According to Horwich, the academy had thrown Wittgenstein under the bus because his later work undermined so much of the traditional canon—and with it, so much of the academy's ongoing work. Tomorrow, we'll review Horwich's thesis in more detail, but we'd been wondering about that possibility for several decades by the time we saw his fascinating post.
For that reason, we were surprised to see that Philosophical Investigation had been named as the century's most important philosophy text, even in a survey with only 414 responses. We were surprised, but we were also pleased—we regard the Investigations as almost impossibly murky, but also as a deeply instructive book.
We were struck by something else as we read Professor Lackey's account of his survey. We were struck by the absence of a single book on the survey's Top 25 which has influenced the American public discourse in any significant way.
There are well-known books in other fields which have deeply affected the discourse. We see no such title on Lackey's list—a list which includes this Top Ten:
The most important philosophy books of the 20th century
1) Ludwig Wittgenstein, Philosophical Investigations
2) Martin Heidegger, Being and Time
3) John Rawls, A Theory of Justice
4) Ludwig Wittgenstein, Tractatus Logico-Philosophicus
5) Bertrand Russell and A. N. Whitehead, Principia Mathematica
6) W. V. O. Quine, Word and Object
7) Saul Kripke, Naming and Necessity
8) Thomas Kuhn, The Structure of Scientific Revolutions
9) Jean-Paul Sartre, Being and Nothingness
10) A. N. Whitehead, Process and Reality
We're not saying there's anything "wrong" with any of those books, though almost surely there is. We're saying that none of those books has affected the public discourse in the manner of a Silent Spring or a Feminine Mystique.
No title came to be well-known within the public discourse, in the manner of Bury My Heart at Wounded Knee, Black Like Me or Unsafe at Any Speed. In the manner of The Diary of a Young Girl, or in the manner of any number of widely-known novels.
None of those titles has entered the public consciousness in a way which reflects the reach and influence of its contents. With the possible exception of Simone de Beauvoir's The Second Sex, the same is true of the rest of the books on Professor Lackey's full list.
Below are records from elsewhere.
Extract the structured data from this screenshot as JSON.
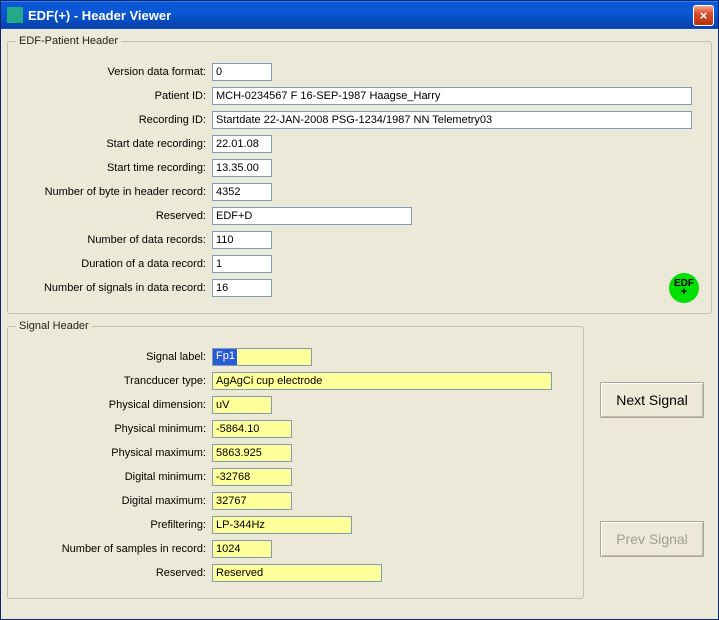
{
  "window": {
    "title": "EDF(+) - Header Viewer",
    "close_label": "×"
  },
  "patient_header": {
    "legend": "EDF-Patient Header",
    "fields": {
      "version_label": "Version data format:",
      "version_value": "0",
      "patient_id_label": "Patient ID:",
      "patient_id_value": "MCH-0234567 F 16-SEP-1987 Haagse_Harry",
      "recording_id_label": "Recording ID:",
      "recording_id_value": "Startdate 22-JAN-2008 PSG-1234/1987 NN Telemetry03",
      "start_date_label": "Start date recording:",
      "start_date_value": "22.01.08",
      "start_time_label": "Start time recording:",
      "start_time_value": "13.35.00",
      "num_bytes_label": "Number of byte in header record:",
      "num_bytes_value": "4352",
      "reserved_label": "Reserved:",
      "reserved_value": "EDF+D",
      "num_records_label": "Number of data records:",
      "num_records_value": "110",
      "duration_label": "Duration of a data record:",
      "duration_value": "1",
      "num_signals_label": "Number of signals in data record:",
      "num_signals_value": "16"
    },
    "badge": "EDF+"
  },
  "signal_header": {
    "legend": "Signal Header",
    "fields": {
      "signal_label_label": "Signal label:",
      "signal_label_value": "Fp1",
      "transducer_label": "Trancducer type:",
      "transducer_value": "AgAgCi cup electrode",
      "phys_dim_label": "Physical dimension:",
      "phys_dim_value": "uV",
      "phys_min_label": "Physical minimum:",
      "phys_min_value": "-5864.10",
      "phys_max_label": "Physical maximum:",
      "phys_max_value": "5863.925",
      "dig_min_label": "Digital minimum:",
      "dig_min_value": "-32768",
      "dig_max_label": "Digital maximum:",
      "dig_max_value": "32767",
      "prefiltering_label": "Prefiltering:",
      "prefiltering_value": "LP-344Hz",
      "num_samples_label": "Number of samples in record:",
      "num_samples_value": "1024",
      "reserved_label": "Reserved:",
      "reserved_value": "Reserved"
    }
  },
  "nav": {
    "next_label": "Next Signal",
    "prev_label": "Prev Signal"
  }
}
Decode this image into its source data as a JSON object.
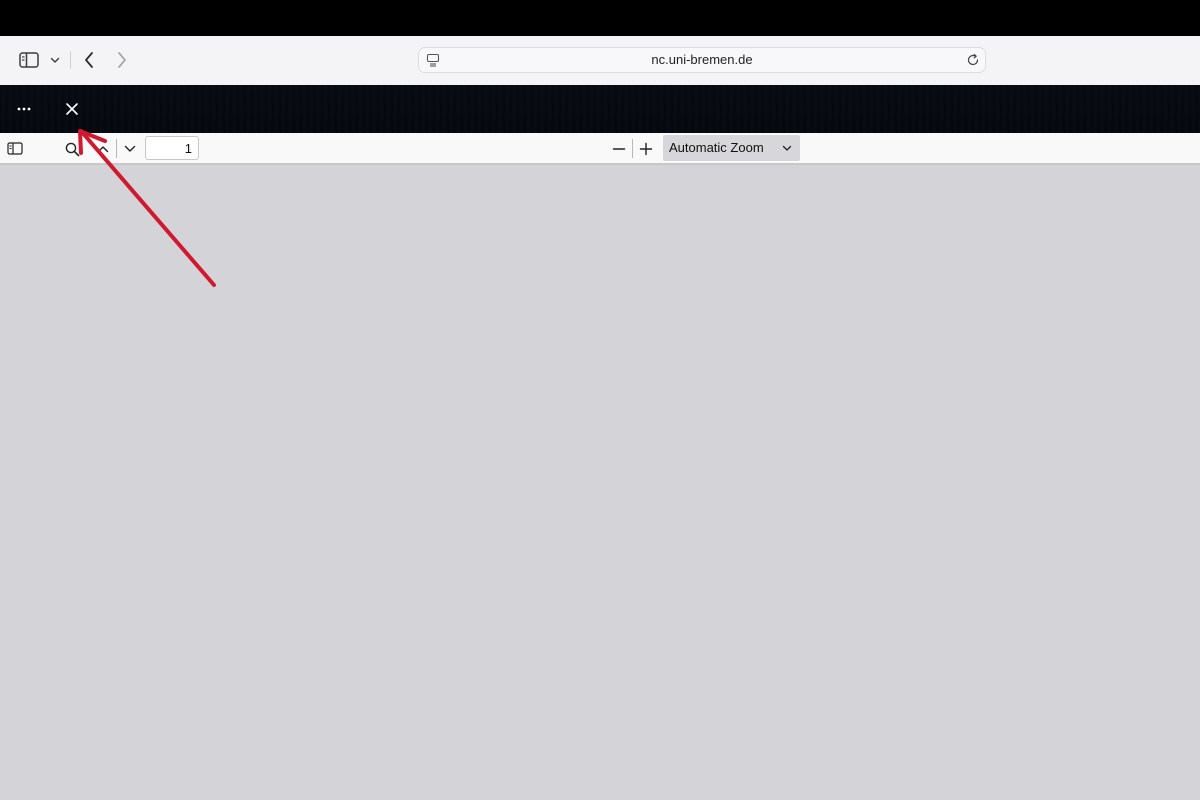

We regard Philosophical Investigations as a maddening text. For that reason, we'd be slow to call it "a masterpiece."
That said, we'd list it as a book of logic—and we'd describe it as a book which, in spite of its maddening difficulty, is also deeply instructive, if only in potential.
According to Professor Lackey's survey, a cross-section of philosophy professors regarded Philosophical Investigations as the most important book in their field of the previous century. At the same time, the book has had exactly zero effect on this struggling nation's failing public discourse—and according to Professor Horwich, the academy, by and large, had decided to throw it under the bus as of 2013.
Rachel Carson? Betty Friedan? Ralph Nader? Dee Brown and so many others? Many such people have written books which turned them into household names while helping expand the horizons of public knowledge and driving the public debate.
By way of contrast, no one has the slightest idea who Ludwig Wittgenstein was, or what he may have said in the most important philosophy text of the previous century. Nor has any other logician—more generally, any other "philosopher"—exerted any comparable influence on public understanding and debate.
Here at this site, we often think of Wittgenstein's text when we puzzle over explanations we encounter in "Einstein made easy" books. The people who author these explanations are often, by any measure, among the brightest people in the world—but due to our logicians' retreat, they've been deprived of access to the cogency / clarity skills explored in Wittgenstein's admittedly maddening text.
This week, we're going to make Wittgenstein easy. Along the way, we'll discuss the way the nation's logicians have long since abandoned their posts.
Tomorrow: Is Horwich allowed to say that?